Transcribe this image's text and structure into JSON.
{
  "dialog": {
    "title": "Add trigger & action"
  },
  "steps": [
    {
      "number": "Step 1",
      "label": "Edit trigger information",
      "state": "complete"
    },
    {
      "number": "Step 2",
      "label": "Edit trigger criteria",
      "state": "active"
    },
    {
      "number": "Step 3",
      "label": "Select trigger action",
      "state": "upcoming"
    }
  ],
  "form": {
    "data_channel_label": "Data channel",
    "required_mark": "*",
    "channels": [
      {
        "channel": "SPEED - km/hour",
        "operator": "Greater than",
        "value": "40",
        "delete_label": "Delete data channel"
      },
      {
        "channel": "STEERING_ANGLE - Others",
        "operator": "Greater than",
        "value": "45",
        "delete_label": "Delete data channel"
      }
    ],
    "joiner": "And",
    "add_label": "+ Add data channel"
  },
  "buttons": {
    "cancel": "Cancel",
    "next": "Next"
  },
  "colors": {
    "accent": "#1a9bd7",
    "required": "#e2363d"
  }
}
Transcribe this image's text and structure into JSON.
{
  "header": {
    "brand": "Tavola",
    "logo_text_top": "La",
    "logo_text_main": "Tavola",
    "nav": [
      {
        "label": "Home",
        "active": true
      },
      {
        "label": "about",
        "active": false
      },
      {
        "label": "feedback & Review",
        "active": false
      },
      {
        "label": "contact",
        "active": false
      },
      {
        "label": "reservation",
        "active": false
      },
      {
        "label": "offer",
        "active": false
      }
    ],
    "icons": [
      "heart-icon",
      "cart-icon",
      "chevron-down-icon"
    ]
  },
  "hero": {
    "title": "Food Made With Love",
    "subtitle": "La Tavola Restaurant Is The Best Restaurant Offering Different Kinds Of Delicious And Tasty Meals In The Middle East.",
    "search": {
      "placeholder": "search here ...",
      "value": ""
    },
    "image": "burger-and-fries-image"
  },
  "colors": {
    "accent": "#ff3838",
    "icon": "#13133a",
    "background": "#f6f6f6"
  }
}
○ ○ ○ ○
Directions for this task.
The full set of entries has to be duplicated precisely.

Solution.
Transcribe this image's text and structure into JSON.
{
  "dialog": {
    "title": "Add trigger & action"
  },
  "steps": [
    {
      "number": "Step 1",
      "label": "Edit trigger information",
      "state": "complete"
    },
    {
      "number": "Step 2",
      "label": "Edit trigger criteria",
      "state": "active"
    },
    {
      "number": "Step 3",
      "label": "Select trigger action",
      "state": "upcoming"
    }
  ],
  "form": {
    "data_channel_label": "Data channel",
    "required_mark": "*",
    "channels": [
      {
        "channel": "SPEED - km/hour",
        "operator": "Greater than",
        "value": "40",
        "delete_label": "Delete data channel"
      },
      {
        "channel": "STEERING_ANGLE - Others",
        "operator": "Greater than",
        "value": "45",
        "delete_label": "Delete data channel"
      }
    ],
    "joiner": "And",
    "add_label": "+ Add data channel"
  },
  "buttons": {
    "cancel": "Cancel",
    "next": "Next"
  },
  "colors": {
    "accent": "#1a9bd7",
    "required": "#e2363d"
  }
}
Transcribe this image's text and structure into JSON.
{
  "header": {
    "brand": "Tavola",
    "logo_text_top": "La",
    "logo_text_main": "Tavola",
    "nav": [
      {
        "label": "Home",
        "active": true
      },
      {
        "label": "about",
        "active": false
      },
      {
        "label": "feedback & Review",
        "active": false
      },
      {
        "label": "contact",
        "active": false
      },
      {
        "label": "reservation",
        "active": false
      },
      {
        "label": "offer",
        "active": false
      }
    ],
    "icons": [
      "heart-icon",
      "cart-icon",
      "chevron-down-icon"
    ]
  },
  "hero": {
    "title": "Food Made With Love",
    "subtitle": "La Tavola Restaurant Is The Best Restaurant Offering Different Kinds Of Delicious And Tasty Meals In The Middle East.",
    "search": {
      "placeholder": "search here ...",
      "value": ""
    },
    "image": "burger-and-fries-image"
  },
  "colors": {
    "accent": "#ff3838",
    "icon": "#13133a",
    "background": "#f6f6f6"
  }
}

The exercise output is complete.